Do you think Maine should be finding ways to increase investment in this mode of transportation? How?
Rep. Cebra: Maine should be finding ways to increase investment in rail transportation only in those cases where it has been previously proven that the service will be profitable and not a drain on state resources.
Sen. Diamond: Absolutely. The example I gave with the Mountain Division is one. The beauty of this is you can have a private company come in and operate it, but first we need to make sure that the rail is up and running. Once it is ready, we can then lease it to a private company. They can make the money off it, but they will also have the risk.
Sen. Thomas: If there is one transportation need in Maine, it is to improve our freight rail system because improving our freight rail system does more to improve our economy than almost anything else we can do. For folks who own trucks and think rail is competing, I disagree: if we improve the economy, there is more business for both rail and trucking.
Maine used to be one of the most prosperous states in the nation – we have a strong work ethic, wonderful natural resources, not the least of which is water – and water becomes more important every day. We should also build a cargo port on Sears Island. The best cure for rail transportation in Maine is to generate more volume for shippers but currently, we just don’t have the mass. That’s why Searsport is so important – a terminal on Sears Island increases rail traffic while also generating traffic for the port.
Maine Trails: What is your biggest priority for the 125th Legislature’s Transportation Committee?
Rep. Cebra: Ensuring that the $20 million in General Fund revenues get transferred to the Highway Fund, as proposed in the governor’s budget.

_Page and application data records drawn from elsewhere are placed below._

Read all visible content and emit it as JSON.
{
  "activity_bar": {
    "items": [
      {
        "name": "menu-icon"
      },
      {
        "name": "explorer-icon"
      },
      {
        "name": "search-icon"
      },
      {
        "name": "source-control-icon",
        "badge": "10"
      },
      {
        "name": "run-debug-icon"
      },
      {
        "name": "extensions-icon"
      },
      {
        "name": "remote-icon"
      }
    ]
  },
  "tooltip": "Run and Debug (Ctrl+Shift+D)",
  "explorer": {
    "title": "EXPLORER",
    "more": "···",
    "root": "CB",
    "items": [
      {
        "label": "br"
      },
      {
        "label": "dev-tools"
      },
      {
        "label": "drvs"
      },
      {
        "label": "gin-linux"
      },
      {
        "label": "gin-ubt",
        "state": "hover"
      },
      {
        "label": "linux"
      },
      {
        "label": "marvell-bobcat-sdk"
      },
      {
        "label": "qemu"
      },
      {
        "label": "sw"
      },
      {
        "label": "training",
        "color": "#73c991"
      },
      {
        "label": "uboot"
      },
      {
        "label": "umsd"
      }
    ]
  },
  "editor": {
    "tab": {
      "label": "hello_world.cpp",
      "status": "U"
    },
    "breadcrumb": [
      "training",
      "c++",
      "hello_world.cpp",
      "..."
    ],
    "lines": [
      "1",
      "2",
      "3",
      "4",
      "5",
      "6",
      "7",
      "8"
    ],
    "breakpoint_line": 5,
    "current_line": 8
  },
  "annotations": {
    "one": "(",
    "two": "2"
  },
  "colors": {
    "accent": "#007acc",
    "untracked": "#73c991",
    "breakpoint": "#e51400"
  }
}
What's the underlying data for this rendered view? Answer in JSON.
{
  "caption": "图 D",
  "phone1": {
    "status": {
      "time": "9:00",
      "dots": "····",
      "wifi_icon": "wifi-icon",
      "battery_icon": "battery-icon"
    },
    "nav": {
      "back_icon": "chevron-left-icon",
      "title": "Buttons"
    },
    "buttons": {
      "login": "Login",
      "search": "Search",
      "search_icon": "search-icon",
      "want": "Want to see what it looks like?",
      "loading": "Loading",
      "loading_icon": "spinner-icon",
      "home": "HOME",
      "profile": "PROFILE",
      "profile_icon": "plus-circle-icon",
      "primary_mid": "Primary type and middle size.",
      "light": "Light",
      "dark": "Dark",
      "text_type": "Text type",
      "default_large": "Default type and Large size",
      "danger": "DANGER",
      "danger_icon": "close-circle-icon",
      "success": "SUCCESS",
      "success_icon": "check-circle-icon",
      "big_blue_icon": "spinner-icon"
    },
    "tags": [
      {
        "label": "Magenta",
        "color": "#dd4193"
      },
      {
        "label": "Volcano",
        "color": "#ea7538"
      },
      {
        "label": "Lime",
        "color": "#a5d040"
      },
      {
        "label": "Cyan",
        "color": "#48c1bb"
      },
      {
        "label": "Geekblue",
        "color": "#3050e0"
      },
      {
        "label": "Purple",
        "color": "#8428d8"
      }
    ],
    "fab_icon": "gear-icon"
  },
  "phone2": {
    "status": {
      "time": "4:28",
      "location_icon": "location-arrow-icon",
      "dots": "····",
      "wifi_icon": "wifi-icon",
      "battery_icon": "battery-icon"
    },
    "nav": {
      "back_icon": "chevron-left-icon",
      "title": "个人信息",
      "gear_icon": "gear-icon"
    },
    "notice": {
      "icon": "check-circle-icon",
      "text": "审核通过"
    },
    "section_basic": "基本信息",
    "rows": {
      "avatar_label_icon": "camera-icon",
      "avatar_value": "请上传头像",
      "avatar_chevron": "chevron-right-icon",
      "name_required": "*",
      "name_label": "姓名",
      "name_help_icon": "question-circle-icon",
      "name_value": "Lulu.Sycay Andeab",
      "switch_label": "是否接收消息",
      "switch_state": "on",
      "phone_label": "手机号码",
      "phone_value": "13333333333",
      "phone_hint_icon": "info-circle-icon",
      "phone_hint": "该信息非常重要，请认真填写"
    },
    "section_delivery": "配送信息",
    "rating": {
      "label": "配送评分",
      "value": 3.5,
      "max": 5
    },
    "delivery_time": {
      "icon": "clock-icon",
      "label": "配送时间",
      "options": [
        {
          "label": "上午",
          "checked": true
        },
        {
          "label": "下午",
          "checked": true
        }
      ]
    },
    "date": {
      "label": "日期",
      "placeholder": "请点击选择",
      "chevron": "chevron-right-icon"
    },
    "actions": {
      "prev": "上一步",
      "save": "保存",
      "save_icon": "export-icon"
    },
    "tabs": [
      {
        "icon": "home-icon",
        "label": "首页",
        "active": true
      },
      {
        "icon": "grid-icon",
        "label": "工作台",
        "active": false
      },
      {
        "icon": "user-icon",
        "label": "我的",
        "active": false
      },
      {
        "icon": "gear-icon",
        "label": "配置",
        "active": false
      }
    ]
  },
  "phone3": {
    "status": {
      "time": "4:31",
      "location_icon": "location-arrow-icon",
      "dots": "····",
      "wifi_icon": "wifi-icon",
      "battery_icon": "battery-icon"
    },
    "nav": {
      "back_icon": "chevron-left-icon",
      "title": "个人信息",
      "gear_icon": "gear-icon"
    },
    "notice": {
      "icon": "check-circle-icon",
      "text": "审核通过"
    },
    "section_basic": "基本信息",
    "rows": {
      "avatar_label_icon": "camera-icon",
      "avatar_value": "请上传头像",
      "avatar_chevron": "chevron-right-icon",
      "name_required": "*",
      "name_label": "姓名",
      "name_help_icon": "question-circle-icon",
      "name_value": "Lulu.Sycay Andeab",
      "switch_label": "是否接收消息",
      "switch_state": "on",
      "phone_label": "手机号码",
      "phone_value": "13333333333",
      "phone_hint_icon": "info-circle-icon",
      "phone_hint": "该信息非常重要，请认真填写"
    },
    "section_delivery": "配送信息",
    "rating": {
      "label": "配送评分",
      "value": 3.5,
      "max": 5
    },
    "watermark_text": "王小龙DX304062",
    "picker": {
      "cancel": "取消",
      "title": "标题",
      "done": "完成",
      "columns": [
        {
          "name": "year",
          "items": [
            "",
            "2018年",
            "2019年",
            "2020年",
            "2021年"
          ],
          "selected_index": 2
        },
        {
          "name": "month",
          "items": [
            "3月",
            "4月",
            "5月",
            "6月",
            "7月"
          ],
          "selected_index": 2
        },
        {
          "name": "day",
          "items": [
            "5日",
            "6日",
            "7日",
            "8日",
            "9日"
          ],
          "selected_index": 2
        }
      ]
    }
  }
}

Sen. Diamond: Internally, I hope the committee has a real in-depth understanding of the Highway Fund budget, which I think they do, and then we need to use that knowledge to set some goals and directions working with the department for a few years out. There is a lot of talent on this committee, and I have been impressed with how energized committee members are with getting into the details of the budget. The committee is very engaged and we need to use their talent and knowledge, so that we plan out more than one year ahead.
Sen. Thomas: Finding a way to fix secondary roads. We have neglected those roads for so long – those are the state’s posted roads. They need to be fixed and we don’t need to make them into superhighways. But they need to be safe and smooth.
Maine Trails: We have an annual contest called “The Worst Road in Maine.” If you were entering this contest, which road would you choose to enter? Why is it so bad?
Rep. Cebra: Route 114 in Sebago. It is a mess and needs to be reconstructed. It is critical for our tourist economy and for the citizens who depend on that road to get to work, school, etc.
Sen. Diamond: The River Road in Windham. It is a major collector road with a lot of traffic and has been neglected for too long; people come down through the lakes region and it is a significant shortcut to Lewiston and Portland. It has lost its underpinning and is in terrible shape. Cars have rolled over, and there have been serious accidents on it. Fortunately, the current work plan has funding in it to rebuild the upper half and resurface the rest.
Sen. Thomas: Any road that wins that contest would have to be in the second district that has 95 percent of all the roads posted in this state. My entry would be Route 175 in Castine. It is a travesty because Maine Maritime Academy is a huge asset to this state – and look at the goat trail people have to drive on to get there. That probably does us the most harm economically because of how the world economy works now – that should be a huge draw for expanding the economy. MMA is performing cutting-edge energy research with tidal power; it is such a great engineering school – and the road leading up to it is a mess.